Floydm's picture
Floydm

Beautiful loaf!

Raluca's picture
Raluca

I wasn't expecting it to look so good! Chuffed that it did!

Janetcook's picture
Janetcook

As others have said this loaf is a beauty.  Simplicity at its best just begging to be eaten in a very relaxed manner that nourishes not only the body but the soul as well.

THanks for sharing!

Janet

Raluca's picture
Raluca

Thank you very much for your kind words, Janet!

dabrownman's picture
dabrownman

bread should look like.  Wouldn't change a thing.  Has to taste as good as it looks.

happy baking 

Raluca's picture
Raluca

Thank you! It did taste amazing both out of the oven and as toast the next days!

Happy baking to you too!

Les Nightingill's picture
Les Nightingill

It looks just lovely. Well done.

For those of us who don't have access to Shipton Mill flour, what do you estimate the weight of the seeds is in the 340g of their Seeded White flour? Is there any info on the flour bag?

Raluca's picture
Raluca

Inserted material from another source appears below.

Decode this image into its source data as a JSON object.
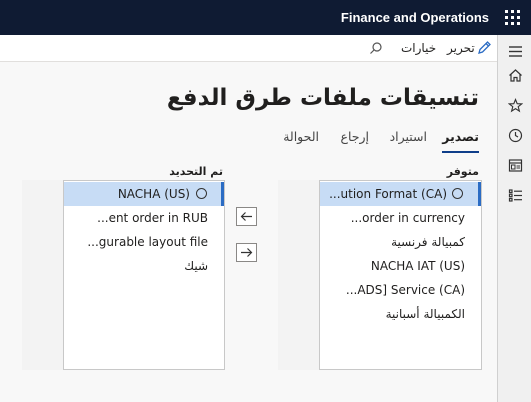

Thank you! I was really lucky this time, hope to be able to recreate it with the same success next time.

So the seeds in the mix are: sunflower seeds, pumpkin, linseed, poppy seeds and millet seeds - a total of 14% which means to get 340gr of seeded flour, you would need:

- 47.6gr seeds

- 292.4gr flour.

By the way the flour is a mix of: white wheat, whole wheat, malted barley and rye.

Hope it helps! Good luck!

Raluca

isand66's picture
isand66

Beautiful looking bread.  Love your crust and crumb.

Raluca's picture
Raluca

Thank you very much!

Foodzeit's picture
Foodzeit

The ear, the crumb, a fantastic bread that is well executed and sure must taste awesome, it's on my list of things to bake, which is already too long :)

Raluca's picture
Raluca

Thank you! I know about lists, need more time :)

Timdbro's picture
Timdbro

Hi Raluca,

I went to the e5 bakehouse a few weeks ago and had one of their multigrain loaves, which was really nice. The main difference with the sourdoughs I bake at home was that I found the crumb very soft, rather than chewy, which got me wondering whether there was anything substantially different about how they made their bread.

Is the method you describe above the one you were taught there, or is it something you've adapted yourself?